_WORK TO COMPLETE_: Find every line in the data that contains the word "title". Return each of those lines.
--- INPUT DATA ---
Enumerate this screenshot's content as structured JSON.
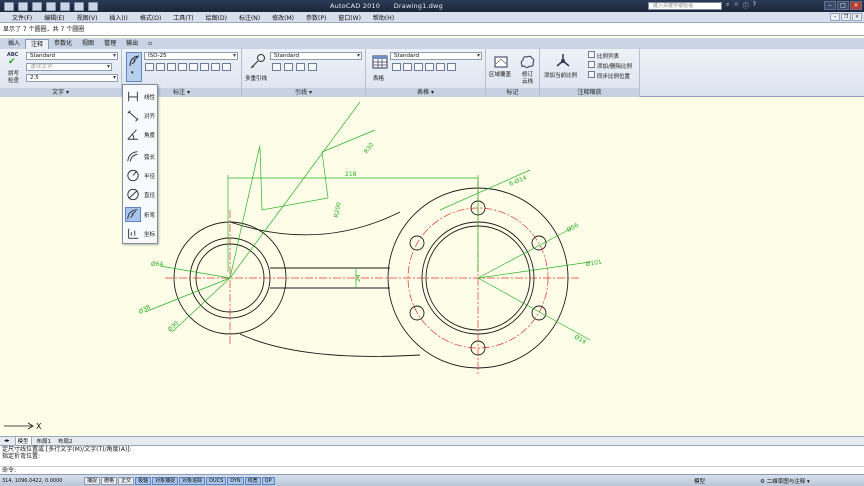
{
  "window": {
    "title": "AutoCAD 2010",
    "document": "Drawing1.dwg",
    "search_placeholder": "键入关键字或短语"
  },
  "menubar": {
    "items": [
      "文件(F)",
      "编辑(E)",
      "视图(V)",
      "插入(I)",
      "格式(O)",
      "工具(T)",
      "绘图(D)",
      "标注(N)",
      "修改(M)",
      "参数(P)",
      "窗口(W)",
      "帮助(H)"
    ]
  },
  "top_command": "显示了 7 个圆圈，共 7 个圆圈",
  "ribbon": {
    "tabs": [
      {
        "label": "插入",
        "active": false
      },
      {
        "label": "注释",
        "active": true
      },
      {
        "label": "参数化",
        "active": false
      },
      {
        "label": "视图",
        "active": false
      },
      {
        "label": "管理",
        "active": false
      },
      {
        "label": "输出",
        "active": false
      }
    ],
    "text_panel": {
      "title": "文字",
      "spell_label": "ABC",
      "spell_text1": "拼写",
      "spell_text2": "检查",
      "style": "Standard",
      "find_placeholder": "查找文字",
      "height": "2.5"
    },
    "dim_panel": {
      "title": "标注",
      "style": "ISO-25"
    },
    "leader_panel": {
      "title": "引线",
      "style": "Standard",
      "multileader": "多重引线"
    },
    "table_panel": {
      "title": "表格",
      "style": "Standard",
      "table": "表格"
    },
    "markup_panel": {
      "title": "标记",
      "wipeout": "区域覆盖",
      "revcloud1": "修订",
      "revcloud2": "云线"
    },
    "scale_panel": {
      "title": "注释缩放",
      "add_current": "添加当前比例",
      "scale_list": "比例列表",
      "add_delete": "添加/删除比例",
      "sync": "同步比例位置"
    }
  },
  "dim_menu": {
    "items": [
      {
        "label": "线性",
        "icon": "linear-dim-icon"
      },
      {
        "label": "对齐",
        "icon": "aligned-dim-icon"
      },
      {
        "label": "角度",
        "icon": "angular-dim-icon"
      },
      {
        "label": "弧长",
        "icon": "arc-length-icon"
      },
      {
        "label": "半径",
        "icon": "radius-dim-icon"
      },
      {
        "label": "直径",
        "icon": "diameter-dim-icon"
      },
      {
        "label": "折弯",
        "icon": "jogged-dim-icon",
        "selected": true
      },
      {
        "label": "坐标",
        "icon": "ordinate-dim-icon"
      }
    ]
  },
  "drawing": {
    "dims": {
      "length": "218",
      "r_small": "R30",
      "r_mid": "R200",
      "holes": "6-Ø14",
      "d56": "Ø56",
      "d101": "Ø101",
      "d14": "Ø14",
      "d64": "Ø64",
      "d38": "Ø38",
      "d30": "Ø30",
      "d24": "24"
    },
    "axis_label": "X"
  },
  "layout_tabs": [
    "模型",
    "布局1",
    "布局2"
  ],
  "command_history": [
    "定尺寸线位置或 [多行文字(M)/文字(T)/角度(A)]:",
    "指定折弯位置:"
  ],
  "command_prompt": "命令:",
  "statusbar": {
    "coords": "314, 1096.0422, 0.0000",
    "buttons": [
      {
        "label": "捕捉",
        "on": false
      },
      {
        "label": "栅格",
        "on": false
      },
      {
        "label": "正交",
        "on": false
      },
      {
        "label": "极轴",
        "on": true
      },
      {
        "label": "对象捕捉",
        "on": true
      },
      {
        "label": "对象追踪",
        "on": true
      },
      {
        "label": "DUCS",
        "on": true
      },
      {
        "label": "DYN",
        "on": true
      },
      {
        "label": "线宽",
        "on": true
      },
      {
        "label": "QP",
        "on": true
      }
    ],
    "model": "模型",
    "workspace": "二维草图与注释"
  }
}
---
_OUTPUT_:
    "title": "AutoCAD 2010",
      "title": "文字",
      "title": "标注",
      "title": "引线",
      "title": "表格",
      "title": "标记",
      "title": "注释缩放",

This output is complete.